The Minister for Pensions Reform (Mr. Stephen Timms): I am pleased to announce that on 9 September 2005, the Department for Work and Pensions published a consultation document containing draft Occupational Pensions Schemes (Disclosure of Information) regulations 2006.

The draft Regulations introduce a requirement that annual benefit information for non money-purchase benefits is provided automatically. This proposal was originally included in the June 2003 Command Paper "Simplicity, Security and Choice: Working and Saving for Retirement" (Cm 5835).
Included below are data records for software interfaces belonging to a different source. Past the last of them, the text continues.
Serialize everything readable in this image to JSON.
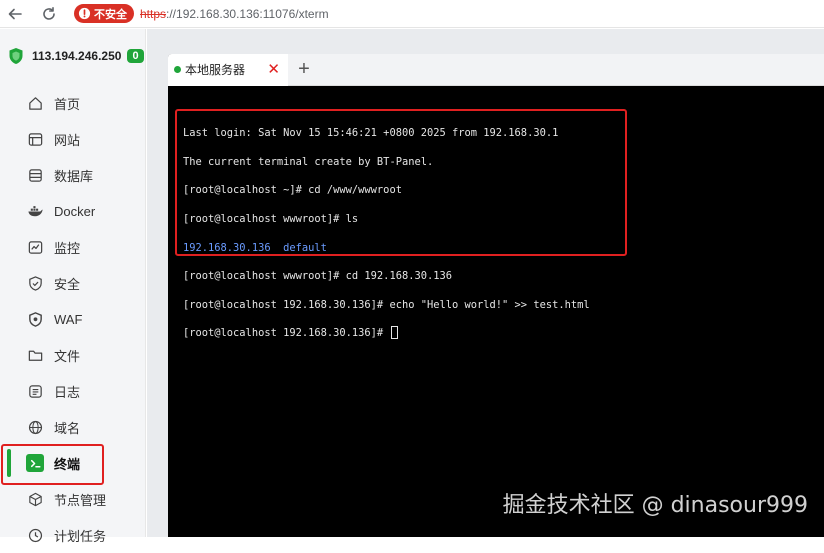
{
  "browser": {
    "security_label": "不安全",
    "url_scheme": "https",
    "url_rest": "://192.168.30.136:11076/xterm"
  },
  "server": {
    "ip": "113.194.246.250",
    "badge": "0"
  },
  "sidebar": {
    "items": [
      {
        "label": "首页",
        "icon": "home-icon"
      },
      {
        "label": "网站",
        "icon": "website-icon"
      },
      {
        "label": "数据库",
        "icon": "database-icon"
      },
      {
        "label": "Docker",
        "icon": "docker-icon"
      },
      {
        "label": "监控",
        "icon": "monitor-icon"
      },
      {
        "label": "安全",
        "icon": "security-shield-icon"
      },
      {
        "label": "WAF",
        "icon": "waf-icon"
      },
      {
        "label": "文件",
        "icon": "folder-icon"
      },
      {
        "label": "日志",
        "icon": "log-icon"
      },
      {
        "label": "域名",
        "icon": "globe-icon"
      },
      {
        "label": "终端",
        "icon": "terminal-icon",
        "active": true
      },
      {
        "label": "节点管理",
        "icon": "node-cube-icon"
      },
      {
        "label": "计划任务",
        "icon": "schedule-icon"
      }
    ]
  },
  "terminal": {
    "tab_label": "本地服务器",
    "close_symbol": "✕",
    "add_symbol": "+",
    "lines": [
      "Last login: Sat Nov 15 15:46:21 +0800 2025 from 192.168.30.1",
      "The current terminal create by BT-Panel.",
      "[root@localhost ~]# cd /www/wwwroot",
      "[root@localhost wwwroot]# ls",
      "",
      "[root@localhost wwwroot]# cd 192.168.30.136",
      "[root@localhost 192.168.30.136]# echo \"Hello world!\" >> test.html",
      "[root@localhost 192.168.30.136]# "
    ],
    "ls_output": "192.168.30.136  default"
  },
  "watermark": "掘金技术社区 @ dinasour999",
  "colors": {
    "accent": "#20a53a",
    "highlight": "#e02020",
    "insecure": "#d93025",
    "ls_dir": "#6a9bff"
  }
}
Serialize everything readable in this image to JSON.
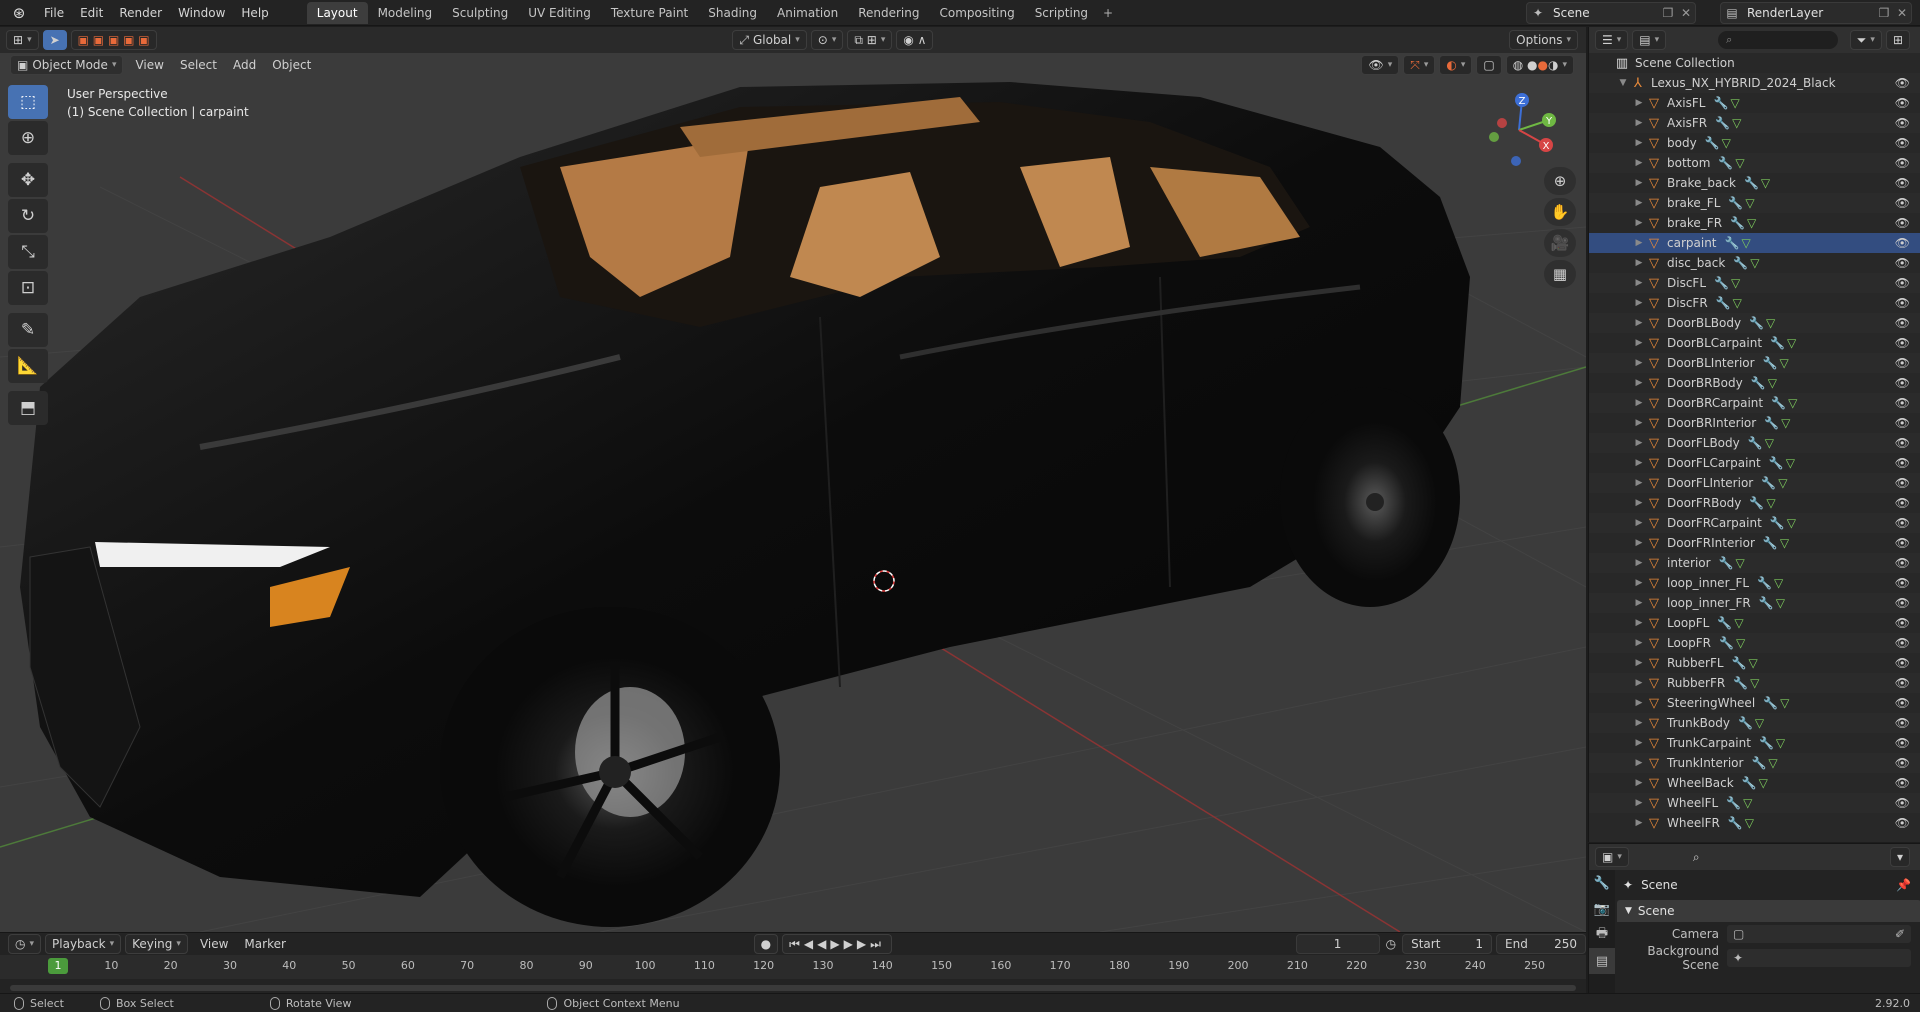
{
  "topbar": {
    "menus": [
      "File",
      "Edit",
      "Render",
      "Window",
      "Help"
    ],
    "workspaces": [
      "Layout",
      "Modeling",
      "Sculpting",
      "UV Editing",
      "Texture Paint",
      "Shading",
      "Animation",
      "Rendering",
      "Compositing",
      "Scripting"
    ],
    "active_workspace": "Layout",
    "add_tab": "+",
    "scene": "Scene",
    "view_layer": "RenderLayer"
  },
  "viewport": {
    "mode": "Object Mode",
    "menus": [
      "View",
      "Select",
      "Add",
      "Object"
    ],
    "transform_orientation": "Global",
    "options": "Options",
    "overlay_line1": "User Perspective",
    "overlay_line2": "(1) Scene Collection | carpaint",
    "gizmo": {
      "z": "Z",
      "y": "Y",
      "x": "X"
    }
  },
  "outliner": {
    "search_placeholder": "",
    "root": "Scene Collection",
    "collection": "Lexus_NX_HYBRID_2024_Black",
    "objects": [
      "AxisFL",
      "AxisFR",
      "body",
      "bottom",
      "Brake_back",
      "brake_FL",
      "brake_FR",
      "carpaint",
      "disc_back",
      "DiscFL",
      "DiscFR",
      "DoorBLBody",
      "DoorBLCarpaint",
      "DoorBLInterior",
      "DoorBRBody",
      "DoorBRCarpaint",
      "DoorBRInterior",
      "DoorFLBody",
      "DoorFLCarpaint",
      "DoorFLInterior",
      "DoorFRBody",
      "DoorFRCarpaint",
      "DoorFRInterior",
      "interior",
      "loop_inner_FL",
      "loop_inner_FR",
      "LoopFL",
      "LoopFR",
      "RubberFL",
      "RubberFR",
      "SteeringWheel",
      "TrunkBody",
      "TrunkCarpaint",
      "TrunkInterior",
      "WheelBack",
      "WheelFL",
      "WheelFR"
    ],
    "selected": "carpaint"
  },
  "properties": {
    "title": "Scene",
    "panel": "Scene",
    "camera_label": "Camera",
    "background_label": "Background Scene"
  },
  "timeline": {
    "menus": [
      "Playback",
      "Keying",
      "View",
      "Marker"
    ],
    "current_frame": "1",
    "start_label": "Start",
    "start": "1",
    "end_label": "End",
    "end": "250",
    "ticks": [
      "10",
      "20",
      "30",
      "40",
      "50",
      "60",
      "70",
      "80",
      "90",
      "100",
      "110",
      "120",
      "130",
      "140",
      "150",
      "160",
      "170",
      "180",
      "190",
      "200",
      "210",
      "220",
      "230",
      "240",
      "250"
    ],
    "playhead": "1"
  },
  "statusbar": {
    "select": "Select",
    "box_select": "Box Select",
    "rotate_view": "Rotate View",
    "context_menu": "Object Context Menu",
    "version": "2.92.0"
  },
  "colors": {
    "accent": "#4772b3",
    "object_icon": "#e88a3a",
    "frame_green": "#4b9b3c"
  }
}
The draft Regulations also establish a new approach to disclosure, replacing the rigid timescales of the current disclosure regime with a simple requirement that information be furnished within a reasonable period. These changes reflect recommendations made by Alan Pickering in his report, "A simpler way to better pensions" published in July 2002. The Pensions Regulator is also simultaneously consulting on a corresponding Code of Practice regarding views on what constitutes a reasonable period.
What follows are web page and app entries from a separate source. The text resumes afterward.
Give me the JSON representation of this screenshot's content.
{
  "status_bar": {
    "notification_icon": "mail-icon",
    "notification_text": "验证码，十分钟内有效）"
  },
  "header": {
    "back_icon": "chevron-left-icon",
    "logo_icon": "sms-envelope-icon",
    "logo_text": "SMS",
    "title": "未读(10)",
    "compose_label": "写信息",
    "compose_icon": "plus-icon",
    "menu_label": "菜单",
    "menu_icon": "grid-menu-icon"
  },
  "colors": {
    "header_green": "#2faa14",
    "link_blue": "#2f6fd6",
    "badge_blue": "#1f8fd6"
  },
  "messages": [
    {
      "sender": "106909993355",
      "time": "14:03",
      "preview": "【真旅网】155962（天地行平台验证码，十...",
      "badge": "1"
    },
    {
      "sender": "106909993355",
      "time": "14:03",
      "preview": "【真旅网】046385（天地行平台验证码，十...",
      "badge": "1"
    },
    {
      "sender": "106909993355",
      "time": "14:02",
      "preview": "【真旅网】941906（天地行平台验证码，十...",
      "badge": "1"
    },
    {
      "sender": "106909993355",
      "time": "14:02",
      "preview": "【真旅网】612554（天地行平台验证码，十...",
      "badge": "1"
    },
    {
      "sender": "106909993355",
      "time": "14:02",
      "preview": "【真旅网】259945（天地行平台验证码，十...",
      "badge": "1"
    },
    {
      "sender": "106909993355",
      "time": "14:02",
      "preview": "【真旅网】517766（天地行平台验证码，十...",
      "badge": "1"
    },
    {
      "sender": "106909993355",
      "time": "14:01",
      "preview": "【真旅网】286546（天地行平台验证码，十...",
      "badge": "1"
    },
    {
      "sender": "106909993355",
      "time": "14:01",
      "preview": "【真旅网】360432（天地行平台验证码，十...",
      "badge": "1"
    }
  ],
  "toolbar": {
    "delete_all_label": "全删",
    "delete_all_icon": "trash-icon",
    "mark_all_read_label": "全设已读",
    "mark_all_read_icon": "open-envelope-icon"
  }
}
These Regulations will ensure that scheme members get important automatic information about their non-money purchase pensions, assisting them to make informed choices about the adequacy of their overall retirement provision.

The consultation period is 9 September 2005 to 2 December 2005. A summary of responses, including the next steps will be published by 17 February 2006.